Hello internet! Yes, my name is Shaina and yes I am actually (and literally) what’s known as a maladaptive daydreamer.

In just a second, I’m going to tell you what that is if you’re unaware, but I just want to say Hi, welcome back if you’re a regular on my channel and if this is your first time, it’s nice to meet you.

It’s storytime, let’s gooooooo.


Since I was a little girl, I’ve always been a daydreamer. Not sure if you know this, but as children, we all have our own ways to cope with stressful situations…some kids draw, I would daydream.

It was a way for me to escape my reality (when I wasn’t completely happy with it) and instead create my own ideal reality in my mind and live there.

I would say my daydreaming reached an all time high in high school. From the outside, it looked like I was paying attention in class, I was getting good grades so it wasn’t anything that like my teachers or parents noticed.

It continued throughout college and into my twenties, until very recently I came across the term, “maladaptive daydreaming.” As I was reading the symptoms, I was checking each one off and in my gut, I knew…BINGO!

So what is maladaptive daydreaming?
In a basic sense, it’s an excessive form of daydreaming. I’m going to put the symptoms down below, but it’s such an extreme form of fantasizing that it tends to interfere with your normal everyday.

For example, you don’t pay attention in class, it takes longer to fall asleep due to daydreaming or you stay in bed longer (in the morning), to continue daydreaming…it’s an addiction. It’s a way to escape pain and stress, the same way that alcohol or drugs are used.

Sometimes you may even talk, laugh and gesture as you daydream. That’s the point that I was like “OK, I need to google this shit.” Am I crazy person?

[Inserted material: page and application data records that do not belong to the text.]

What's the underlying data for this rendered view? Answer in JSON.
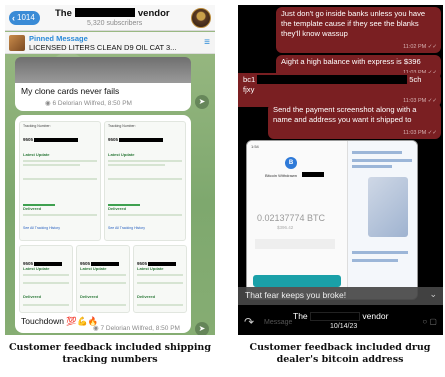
{
  "left": {
    "header": {
      "back_count": "1014",
      "channel_prefix": "The",
      "channel_suffix": "vendor",
      "subscribers": "5,320 subscribers"
    },
    "pinned": {
      "title": "Pinned Message",
      "text": "LICENSED LITERS CLEAN D9 OIL CAT 3..."
    },
    "message1": {
      "text": "My clone cards never fails",
      "meta": "◉ 6 Delorian Wilfred, 8:50 PM"
    },
    "message2": {
      "text": "Touchdown 💯💪🔥",
      "meta": "◉ 7 Delorian Wilfred, 8:50 PM"
    },
    "tracking": {
      "label": "Tracking Number:",
      "number_prefix": "9505",
      "latest_update": "Latest Update",
      "delivered": "Delivered",
      "link": "See All Tracking History"
    }
  },
  "right": {
    "bubbles": [
      {
        "text": "Just don't go inside banks unless you have the template cause if they see the blanks they'll know wassup",
        "time": "11:02 PM ✓✓"
      },
      {
        "text": "Aight a high balance with express is $396",
        "time": "11:03 PM ✓✓"
      },
      {
        "text_prefix": "bc1",
        "text_suffix": "5ch",
        "text_line2": "fjxy",
        "time": "11:03 PM ✓✓"
      },
      {
        "text": "Send the payment screenshot along with a name and address you want it shipped to",
        "time": "11:03 PM ✓✓"
      }
    ],
    "wallet": {
      "status_time": "1:54",
      "coin_symbol": "B",
      "coin_name": "Bitcoin Withdrawn",
      "amount": "0.02137774 BTC",
      "usd": "$396.42"
    },
    "caption_text": "That fear keeps you broke!",
    "bottom": {
      "placeholder": "Message",
      "vendor_prefix": "The",
      "vendor_suffix": "vendor",
      "date": "10/14/23"
    }
  },
  "captions": {
    "left": "Customer feedback included shipping tracking numbers",
    "right": "Customer feedback included drug dealer's bitcoin address"
  }
}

But here’s the difference between a mental health issuue, psychotics or schizophrenics- maladaptive daydreamers know the difference between a daydream and reality. There are NO blurred lines here and I can attest to that.

It’s not even categorized as a disorder of any sort, but it’s becoming more recognized.

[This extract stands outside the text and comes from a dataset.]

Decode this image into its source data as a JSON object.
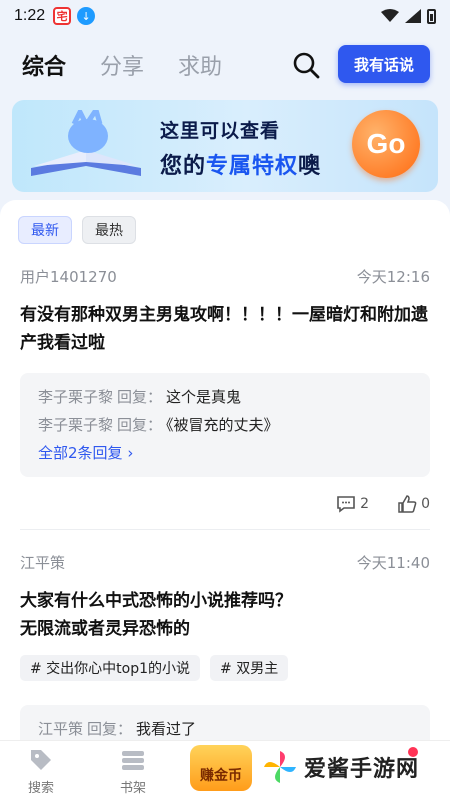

So today, I just wanted to share this…because as satisfying as it is to daydream in the moment, and although it’s not a dangerous habit, it’s not in a sense healthy in terms of living your best life.

I’m definitely not an expert (or a doctor) in terms of how to control it, but I do want to share 3 tips that have helped me.

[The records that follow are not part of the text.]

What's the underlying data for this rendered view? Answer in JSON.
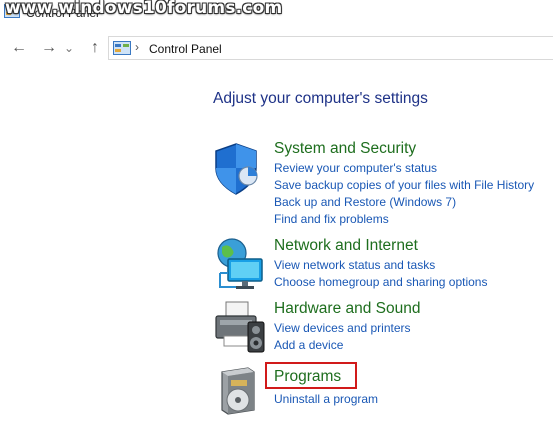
{
  "window": {
    "title": "Control Panel",
    "watermark": "www.windows10forums.com"
  },
  "nav": {
    "back_glyph": "←",
    "forward_glyph": "→",
    "recent_glyph": "⌄",
    "up_glyph": "↑"
  },
  "address": {
    "separator": "›",
    "location": "Control Panel"
  },
  "main": {
    "heading": "Adjust your computer's settings",
    "categories": [
      {
        "title": "System and Security",
        "icon": "shield-icon",
        "links": [
          "Review your computer's status",
          "Save backup copies of your files with File History",
          "Back up and Restore (Windows 7)",
          "Find and fix problems"
        ]
      },
      {
        "title": "Network and Internet",
        "icon": "network-globe-icon",
        "links": [
          "View network status and tasks",
          "Choose homegroup and sharing options"
        ]
      },
      {
        "title": "Hardware and Sound",
        "icon": "printer-speaker-icon",
        "links": [
          "View devices and printers",
          "Add a device"
        ]
      },
      {
        "title": "Programs",
        "icon": "programs-disc-icon",
        "links": [
          "Uninstall a program"
        ]
      }
    ]
  },
  "colors": {
    "heading": "#1e3287",
    "category_title": "#1e6e1e",
    "link": "#1a58b5",
    "highlight": "#d11a1a"
  }
}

1.) Understanding the importance of the present moment. Once I started reading self help books, and learning about the power of now, and getting out of your head and into your life, I was like, “I need to knock it off.”

The ability to clearly visualize my goals and dreams is useful, but daydreaming about me and my ideal man in a scene from the Notebook is not so useful. And I use that as an example because common triggers are movies, music, books and so on.

Once I realized that my fantasizing was not getting me any closer to where I wanted to go (or at least not any faster), it was CLEAR to me that I had to try to stop once and for all.

Educate yourself on the disadvantages of maladaptive daydreaming so that it motivates you to make some changes.

2.) Take action and remain conscious.

Habits are hard to break so this is by no means easy, but the more you catch your mind drifting and remind yourself to NOT go there, the weaker that habit becomes. It’s an everyday muscle that needs to be worked out.

with that being said…

3.) Choose a time of day to allow your mind to wander.

Quitting any habit cold turkey can sometimes backfire, so I’m an advocate for choosing a time of day to allow your self to daydream.

I’d recommend not choosing CLASS or work to be your “freebie.” For obvious reasons and because they’re lengthier periods of time.

4.) Meditate

It’s a great way to practice being in the present moment and get a handle on when your mind wanders.

That’s what I’ve got for you guys. I’d be really interested to hear if any of you watching this can relate to this and/ or found these tips helpful. Please comment down below, like this video and remember to SUBSCRIBE for a new, FREE video every week. Thanks so much for watching. Bye.


Hi there! I'm Shaina Leis- founder of this inspirational space :) I'm a Certified Life Coach with a passion for helping young adults better themselves and their lives. In this blog, you'll find general advice, career guidance and so much more. Have fun!